I’m going to be honest with you, I am not financially minded. I hate to pay the bills and balance the checkbook. So, I had a conversation with my Army Wife Network team mate, Maggie. Why did I talk with Maggie? I talked with her because Maggie worked in financial military pay from about 2005 until 2008. During that time she was the lead of Reserve and National Guard pay for the Defense Military Pay Office at Fort Lewis. So, she has some experience. I want to share these questions and answers with you.
1. What can a spouse do to prepare to take over as the financial officer of the household when the Soldier deploys?
“This really depends on what is easy for the spouse. I am always super busy when my husband is deployed so I automate as much as possible. I try to get payments either on the 1st of 15th so that everything is paid without me thinking. Some people, however, like to set up reminders on their computers and have the computer ding when a bill is due. Most financial planning companies will give free financial plans to lower income or military through outreach such as booths at fairs. Always start at the financial part of ACS; they can at least direct you. And remember, a finance person cannot give you financial advice they can only fix pay and leave related issues if you have the proper Power of Attorney.”
“Have the finance/budgeting conversation with your spouse before they leave.?Make sure they understand that they will have a budget downrange, too. This may seem like a no brainer, but often the soldier is under a lot of stress downrange and they may not realize that they have already spent their monthly limit.”

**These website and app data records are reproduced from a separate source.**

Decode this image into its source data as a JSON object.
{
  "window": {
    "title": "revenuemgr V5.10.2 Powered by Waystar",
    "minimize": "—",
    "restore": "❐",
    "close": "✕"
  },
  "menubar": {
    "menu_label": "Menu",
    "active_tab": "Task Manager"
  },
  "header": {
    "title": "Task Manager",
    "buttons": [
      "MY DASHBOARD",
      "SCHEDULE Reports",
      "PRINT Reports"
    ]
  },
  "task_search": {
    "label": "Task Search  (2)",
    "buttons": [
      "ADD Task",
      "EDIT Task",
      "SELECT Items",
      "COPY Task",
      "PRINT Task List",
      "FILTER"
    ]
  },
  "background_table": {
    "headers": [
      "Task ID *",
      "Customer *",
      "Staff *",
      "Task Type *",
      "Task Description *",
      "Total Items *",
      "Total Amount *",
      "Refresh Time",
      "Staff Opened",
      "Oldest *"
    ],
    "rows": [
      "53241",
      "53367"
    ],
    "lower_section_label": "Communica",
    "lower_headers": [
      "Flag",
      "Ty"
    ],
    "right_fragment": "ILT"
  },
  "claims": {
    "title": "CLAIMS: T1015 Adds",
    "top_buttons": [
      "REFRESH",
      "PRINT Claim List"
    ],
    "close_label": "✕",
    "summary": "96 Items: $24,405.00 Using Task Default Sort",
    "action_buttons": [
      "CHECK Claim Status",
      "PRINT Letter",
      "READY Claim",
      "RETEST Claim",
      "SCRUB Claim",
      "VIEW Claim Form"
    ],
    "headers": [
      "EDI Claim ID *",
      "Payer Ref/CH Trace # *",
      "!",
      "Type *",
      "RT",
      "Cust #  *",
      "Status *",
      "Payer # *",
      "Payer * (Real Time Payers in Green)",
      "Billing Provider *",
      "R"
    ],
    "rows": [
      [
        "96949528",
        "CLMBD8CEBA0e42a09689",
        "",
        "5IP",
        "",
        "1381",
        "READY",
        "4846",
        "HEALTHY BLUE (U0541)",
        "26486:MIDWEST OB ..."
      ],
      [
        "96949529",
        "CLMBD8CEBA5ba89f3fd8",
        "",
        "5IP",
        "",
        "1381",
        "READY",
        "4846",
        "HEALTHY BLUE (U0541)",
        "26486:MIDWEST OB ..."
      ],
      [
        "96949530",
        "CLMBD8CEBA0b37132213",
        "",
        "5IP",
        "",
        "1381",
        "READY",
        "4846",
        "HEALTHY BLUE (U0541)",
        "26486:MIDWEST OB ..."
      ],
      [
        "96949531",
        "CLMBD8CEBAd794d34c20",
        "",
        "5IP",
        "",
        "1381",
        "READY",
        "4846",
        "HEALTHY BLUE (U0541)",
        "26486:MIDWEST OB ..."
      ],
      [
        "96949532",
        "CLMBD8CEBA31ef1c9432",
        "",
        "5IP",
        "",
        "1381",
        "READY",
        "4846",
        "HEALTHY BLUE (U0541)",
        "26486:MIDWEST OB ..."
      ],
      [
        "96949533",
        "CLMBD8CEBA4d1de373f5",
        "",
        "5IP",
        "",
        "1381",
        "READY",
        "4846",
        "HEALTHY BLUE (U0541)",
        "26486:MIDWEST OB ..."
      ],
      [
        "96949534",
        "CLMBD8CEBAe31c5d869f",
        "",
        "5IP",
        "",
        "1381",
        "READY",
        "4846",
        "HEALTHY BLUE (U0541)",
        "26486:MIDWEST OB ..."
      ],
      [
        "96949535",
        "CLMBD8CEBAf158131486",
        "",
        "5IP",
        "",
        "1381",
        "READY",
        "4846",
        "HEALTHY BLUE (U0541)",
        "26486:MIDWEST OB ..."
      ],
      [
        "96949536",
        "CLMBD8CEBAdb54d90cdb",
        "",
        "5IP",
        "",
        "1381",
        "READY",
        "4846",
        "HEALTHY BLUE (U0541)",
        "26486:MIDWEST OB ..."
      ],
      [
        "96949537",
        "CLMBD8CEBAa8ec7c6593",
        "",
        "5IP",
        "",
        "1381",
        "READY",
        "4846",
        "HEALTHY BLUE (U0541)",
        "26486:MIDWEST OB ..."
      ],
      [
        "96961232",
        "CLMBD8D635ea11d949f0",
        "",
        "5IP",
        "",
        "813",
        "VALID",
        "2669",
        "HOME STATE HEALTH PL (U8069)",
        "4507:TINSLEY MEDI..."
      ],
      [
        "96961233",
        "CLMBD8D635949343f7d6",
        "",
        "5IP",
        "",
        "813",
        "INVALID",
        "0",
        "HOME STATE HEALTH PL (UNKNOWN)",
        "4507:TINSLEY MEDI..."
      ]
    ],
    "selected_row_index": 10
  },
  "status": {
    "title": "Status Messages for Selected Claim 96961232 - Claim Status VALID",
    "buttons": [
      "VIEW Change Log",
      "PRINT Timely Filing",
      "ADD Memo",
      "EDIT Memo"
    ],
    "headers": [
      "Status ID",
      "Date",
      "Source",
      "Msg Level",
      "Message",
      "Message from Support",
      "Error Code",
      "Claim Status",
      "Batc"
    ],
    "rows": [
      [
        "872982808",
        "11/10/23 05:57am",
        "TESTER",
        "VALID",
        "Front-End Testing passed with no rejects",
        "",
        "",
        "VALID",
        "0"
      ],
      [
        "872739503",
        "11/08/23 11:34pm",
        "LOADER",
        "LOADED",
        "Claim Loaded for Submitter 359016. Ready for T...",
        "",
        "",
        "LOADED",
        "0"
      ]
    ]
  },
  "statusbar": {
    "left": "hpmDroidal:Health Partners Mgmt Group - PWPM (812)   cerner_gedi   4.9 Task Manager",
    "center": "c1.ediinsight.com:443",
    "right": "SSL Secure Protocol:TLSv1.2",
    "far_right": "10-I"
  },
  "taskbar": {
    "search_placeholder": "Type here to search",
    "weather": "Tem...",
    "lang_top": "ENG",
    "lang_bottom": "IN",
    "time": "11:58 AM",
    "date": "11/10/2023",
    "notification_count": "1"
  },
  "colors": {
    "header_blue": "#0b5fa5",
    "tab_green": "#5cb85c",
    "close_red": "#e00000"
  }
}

“Get a specific Power of Attorney for finances to work with the defense military pay office. This allows you to speak to finance about either complex pay issues or even something minor such as a pay inquiry.”
“It’s also good to get acquainted with the Soldiers and Sailor’s Civil Relief Act (SCCRA). Generally if you send a set of orders and a letter to creditors, they will lower your interest rates during the deployments. I have found that time a good way to pay off credit cards and things like that. Your legal office will have standard letters you can mail to creditors.”
2. What resources are available to a spouse to help manage the finances?
“Army Community Services at most installations have financial people to help with household budgets, etc. Also most major installations have Reserve/guard activated mobilization personnel who have reserve/guard specific financial help available.”
“During the time that you are taking over and learning, however, things Like Google, and AWN are your friends. Almost every military spouse who has come before has done this and they will have a million tricks of the trade.”
3. What do you think makes a strong financial manager?
“Honestly, I think being open and talking about money and a budget without getting angry is important for a family.”
Read the article, The 3 P’s of Finance, on Armywifenetwork.com for more information on budgeting and planning.
4. Any final words of advice?
“Really, the biggest thing is get used to reading the LES. There are cheats you can read about on the DFAS website. Remember when talking to finance people, there is this little thing about regulations. They are often written vaguely and the interpretation you have may be different than a finance person has.”
ArmyWifeNetwork.com has other articles about money that might interest you. You can find them at http://www.armywifenetwork.com/?cat=13.